TASK BRIEF ▸ Report each line of the data that contains the string "content".

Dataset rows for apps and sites
◆ ◆ ◆
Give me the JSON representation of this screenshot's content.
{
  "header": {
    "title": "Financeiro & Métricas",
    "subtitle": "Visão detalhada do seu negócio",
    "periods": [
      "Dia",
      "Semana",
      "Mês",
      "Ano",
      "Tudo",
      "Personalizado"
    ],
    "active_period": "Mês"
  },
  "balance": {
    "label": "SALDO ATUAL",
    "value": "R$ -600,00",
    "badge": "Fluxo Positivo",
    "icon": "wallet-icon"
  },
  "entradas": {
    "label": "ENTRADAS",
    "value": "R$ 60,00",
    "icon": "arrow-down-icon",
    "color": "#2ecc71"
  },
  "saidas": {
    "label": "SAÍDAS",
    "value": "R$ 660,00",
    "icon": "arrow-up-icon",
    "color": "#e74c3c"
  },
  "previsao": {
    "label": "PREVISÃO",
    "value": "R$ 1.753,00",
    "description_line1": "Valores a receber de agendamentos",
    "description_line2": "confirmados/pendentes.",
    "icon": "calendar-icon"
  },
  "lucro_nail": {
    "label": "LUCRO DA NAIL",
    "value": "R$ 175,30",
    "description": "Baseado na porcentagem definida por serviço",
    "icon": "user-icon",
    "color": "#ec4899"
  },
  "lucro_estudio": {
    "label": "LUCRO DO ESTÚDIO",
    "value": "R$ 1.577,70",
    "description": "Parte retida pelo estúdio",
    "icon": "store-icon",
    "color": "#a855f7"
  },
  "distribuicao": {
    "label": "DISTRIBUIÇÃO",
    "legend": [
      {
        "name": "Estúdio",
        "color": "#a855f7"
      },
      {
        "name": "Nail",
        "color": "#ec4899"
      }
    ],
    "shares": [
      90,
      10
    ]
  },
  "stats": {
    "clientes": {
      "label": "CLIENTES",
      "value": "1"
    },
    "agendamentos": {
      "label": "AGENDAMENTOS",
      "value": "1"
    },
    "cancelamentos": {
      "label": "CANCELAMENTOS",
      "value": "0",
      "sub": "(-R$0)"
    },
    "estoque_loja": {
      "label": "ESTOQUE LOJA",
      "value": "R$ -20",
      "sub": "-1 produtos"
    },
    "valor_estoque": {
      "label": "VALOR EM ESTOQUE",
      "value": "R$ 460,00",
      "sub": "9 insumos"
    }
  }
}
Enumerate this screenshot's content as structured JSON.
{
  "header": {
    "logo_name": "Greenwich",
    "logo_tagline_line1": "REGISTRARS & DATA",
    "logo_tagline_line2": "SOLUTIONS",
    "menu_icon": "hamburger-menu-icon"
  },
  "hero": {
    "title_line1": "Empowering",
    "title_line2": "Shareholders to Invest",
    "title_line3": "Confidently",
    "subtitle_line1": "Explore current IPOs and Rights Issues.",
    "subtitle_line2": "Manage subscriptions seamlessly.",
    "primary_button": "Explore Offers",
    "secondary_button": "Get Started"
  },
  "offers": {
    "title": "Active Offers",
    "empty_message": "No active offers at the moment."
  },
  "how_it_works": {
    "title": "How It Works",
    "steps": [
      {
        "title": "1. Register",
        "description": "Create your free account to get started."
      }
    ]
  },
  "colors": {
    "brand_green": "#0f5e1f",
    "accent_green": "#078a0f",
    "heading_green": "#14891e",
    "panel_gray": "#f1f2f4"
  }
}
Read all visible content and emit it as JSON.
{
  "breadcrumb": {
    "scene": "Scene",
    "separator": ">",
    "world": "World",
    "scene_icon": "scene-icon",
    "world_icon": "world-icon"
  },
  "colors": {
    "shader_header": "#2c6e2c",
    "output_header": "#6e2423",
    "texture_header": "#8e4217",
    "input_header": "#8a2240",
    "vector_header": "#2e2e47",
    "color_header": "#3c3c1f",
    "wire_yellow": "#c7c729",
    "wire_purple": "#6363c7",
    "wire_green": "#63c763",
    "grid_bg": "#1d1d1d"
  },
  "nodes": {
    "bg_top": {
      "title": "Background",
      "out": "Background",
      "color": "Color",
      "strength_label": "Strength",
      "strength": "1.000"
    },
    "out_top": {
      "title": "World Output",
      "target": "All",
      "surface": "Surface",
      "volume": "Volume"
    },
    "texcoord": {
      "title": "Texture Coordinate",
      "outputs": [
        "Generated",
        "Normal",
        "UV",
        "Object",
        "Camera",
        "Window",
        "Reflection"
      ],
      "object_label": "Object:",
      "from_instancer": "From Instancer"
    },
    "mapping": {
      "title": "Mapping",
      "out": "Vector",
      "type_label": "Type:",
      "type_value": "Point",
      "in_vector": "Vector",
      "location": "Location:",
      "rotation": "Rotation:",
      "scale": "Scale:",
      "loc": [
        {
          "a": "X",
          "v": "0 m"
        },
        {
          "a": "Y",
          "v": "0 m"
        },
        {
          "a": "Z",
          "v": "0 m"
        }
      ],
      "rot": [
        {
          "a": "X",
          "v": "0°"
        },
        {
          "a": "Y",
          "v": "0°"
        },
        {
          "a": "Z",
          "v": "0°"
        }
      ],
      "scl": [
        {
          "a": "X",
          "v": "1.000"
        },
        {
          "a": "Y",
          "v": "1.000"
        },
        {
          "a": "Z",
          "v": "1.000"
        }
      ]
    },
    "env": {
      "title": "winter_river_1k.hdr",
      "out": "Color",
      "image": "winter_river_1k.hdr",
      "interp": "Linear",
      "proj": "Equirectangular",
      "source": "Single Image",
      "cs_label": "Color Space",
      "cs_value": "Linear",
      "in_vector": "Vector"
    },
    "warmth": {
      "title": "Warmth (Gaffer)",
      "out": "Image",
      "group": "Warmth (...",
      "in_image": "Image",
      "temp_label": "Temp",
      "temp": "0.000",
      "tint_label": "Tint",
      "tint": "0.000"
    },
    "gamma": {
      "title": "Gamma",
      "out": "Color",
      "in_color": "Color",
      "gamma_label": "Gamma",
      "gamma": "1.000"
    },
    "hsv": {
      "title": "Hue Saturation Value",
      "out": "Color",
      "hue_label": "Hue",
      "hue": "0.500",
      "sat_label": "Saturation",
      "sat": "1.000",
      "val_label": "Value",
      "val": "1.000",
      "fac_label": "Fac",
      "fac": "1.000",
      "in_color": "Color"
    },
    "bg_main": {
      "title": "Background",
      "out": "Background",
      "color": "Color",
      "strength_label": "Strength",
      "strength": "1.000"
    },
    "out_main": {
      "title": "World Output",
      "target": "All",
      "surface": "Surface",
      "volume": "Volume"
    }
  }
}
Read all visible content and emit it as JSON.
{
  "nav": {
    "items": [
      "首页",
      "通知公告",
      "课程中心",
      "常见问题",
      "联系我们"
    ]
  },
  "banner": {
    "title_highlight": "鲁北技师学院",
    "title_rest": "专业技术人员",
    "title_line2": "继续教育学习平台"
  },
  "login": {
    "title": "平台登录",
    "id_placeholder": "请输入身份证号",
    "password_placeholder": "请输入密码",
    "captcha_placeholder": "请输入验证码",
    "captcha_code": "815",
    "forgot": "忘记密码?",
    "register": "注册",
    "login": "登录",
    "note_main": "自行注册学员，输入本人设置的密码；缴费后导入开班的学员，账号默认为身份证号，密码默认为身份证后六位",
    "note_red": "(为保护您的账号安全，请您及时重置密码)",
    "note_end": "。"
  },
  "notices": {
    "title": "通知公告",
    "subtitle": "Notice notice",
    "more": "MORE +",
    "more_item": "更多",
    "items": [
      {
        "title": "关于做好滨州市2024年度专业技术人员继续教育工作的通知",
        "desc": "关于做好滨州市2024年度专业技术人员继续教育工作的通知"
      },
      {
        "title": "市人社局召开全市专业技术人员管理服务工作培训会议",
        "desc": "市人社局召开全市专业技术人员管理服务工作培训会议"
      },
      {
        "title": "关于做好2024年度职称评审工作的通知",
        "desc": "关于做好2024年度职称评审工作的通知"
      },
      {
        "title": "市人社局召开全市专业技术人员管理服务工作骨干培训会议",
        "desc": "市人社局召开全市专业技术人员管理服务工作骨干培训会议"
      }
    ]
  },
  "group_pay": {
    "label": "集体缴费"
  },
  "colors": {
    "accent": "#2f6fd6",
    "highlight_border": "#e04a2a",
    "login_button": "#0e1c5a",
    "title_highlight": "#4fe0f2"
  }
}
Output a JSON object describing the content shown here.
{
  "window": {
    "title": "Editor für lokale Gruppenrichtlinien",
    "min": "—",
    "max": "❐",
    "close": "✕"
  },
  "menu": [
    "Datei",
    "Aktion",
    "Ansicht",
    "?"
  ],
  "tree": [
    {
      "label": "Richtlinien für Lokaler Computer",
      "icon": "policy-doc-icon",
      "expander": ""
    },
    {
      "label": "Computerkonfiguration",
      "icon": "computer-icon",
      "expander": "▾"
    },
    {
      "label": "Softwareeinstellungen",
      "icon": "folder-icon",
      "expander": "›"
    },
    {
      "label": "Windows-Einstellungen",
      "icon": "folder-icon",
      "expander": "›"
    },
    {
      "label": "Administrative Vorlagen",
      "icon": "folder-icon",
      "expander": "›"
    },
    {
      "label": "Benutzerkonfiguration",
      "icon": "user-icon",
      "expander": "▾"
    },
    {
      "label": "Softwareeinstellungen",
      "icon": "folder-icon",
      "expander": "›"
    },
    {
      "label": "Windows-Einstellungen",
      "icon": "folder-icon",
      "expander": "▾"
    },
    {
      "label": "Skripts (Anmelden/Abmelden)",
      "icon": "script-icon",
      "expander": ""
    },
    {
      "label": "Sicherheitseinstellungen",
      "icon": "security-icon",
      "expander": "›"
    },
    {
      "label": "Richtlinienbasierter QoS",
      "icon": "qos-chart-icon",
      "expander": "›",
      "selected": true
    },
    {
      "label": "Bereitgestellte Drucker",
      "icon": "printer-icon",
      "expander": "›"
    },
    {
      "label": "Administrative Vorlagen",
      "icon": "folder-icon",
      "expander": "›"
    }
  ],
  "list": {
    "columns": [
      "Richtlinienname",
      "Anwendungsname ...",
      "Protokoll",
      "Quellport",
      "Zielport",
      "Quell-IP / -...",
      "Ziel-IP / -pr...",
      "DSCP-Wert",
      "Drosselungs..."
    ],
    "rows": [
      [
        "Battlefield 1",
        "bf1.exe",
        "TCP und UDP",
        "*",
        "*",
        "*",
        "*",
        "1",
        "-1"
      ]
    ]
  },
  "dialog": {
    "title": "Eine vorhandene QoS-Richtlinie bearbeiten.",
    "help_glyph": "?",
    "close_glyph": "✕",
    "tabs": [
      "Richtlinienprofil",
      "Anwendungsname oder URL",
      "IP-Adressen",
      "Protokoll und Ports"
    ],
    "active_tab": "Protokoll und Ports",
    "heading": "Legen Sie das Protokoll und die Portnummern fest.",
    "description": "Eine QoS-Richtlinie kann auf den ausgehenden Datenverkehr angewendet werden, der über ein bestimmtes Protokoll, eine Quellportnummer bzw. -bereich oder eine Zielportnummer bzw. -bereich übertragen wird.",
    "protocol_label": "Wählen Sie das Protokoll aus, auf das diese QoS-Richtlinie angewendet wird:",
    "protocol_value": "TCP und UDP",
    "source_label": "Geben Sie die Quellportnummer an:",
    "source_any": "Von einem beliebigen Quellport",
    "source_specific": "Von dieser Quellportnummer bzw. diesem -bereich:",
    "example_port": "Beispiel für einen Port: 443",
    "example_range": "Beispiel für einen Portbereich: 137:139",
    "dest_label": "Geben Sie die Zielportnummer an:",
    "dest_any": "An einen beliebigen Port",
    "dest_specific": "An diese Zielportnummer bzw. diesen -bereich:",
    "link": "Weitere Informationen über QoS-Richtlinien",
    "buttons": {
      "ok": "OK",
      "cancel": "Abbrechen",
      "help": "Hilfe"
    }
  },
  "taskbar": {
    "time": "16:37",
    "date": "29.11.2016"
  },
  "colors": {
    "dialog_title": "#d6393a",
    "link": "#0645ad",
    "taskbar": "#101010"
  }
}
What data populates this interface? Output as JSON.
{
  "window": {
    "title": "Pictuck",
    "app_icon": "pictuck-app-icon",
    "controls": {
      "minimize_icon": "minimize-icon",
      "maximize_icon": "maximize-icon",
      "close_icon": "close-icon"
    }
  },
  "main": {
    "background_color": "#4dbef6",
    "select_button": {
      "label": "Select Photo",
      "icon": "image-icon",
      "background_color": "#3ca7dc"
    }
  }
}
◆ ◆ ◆
OUTPUT FOR THIS EXERCISE ▸
Give me the JSON representation of this screenshot's content.
Enumerate this screenshot's content as structured JSON.
Read all visible content and emit it as JSON.
Read all visible content and emit it as JSON.
Output a JSON object describing the content shown here.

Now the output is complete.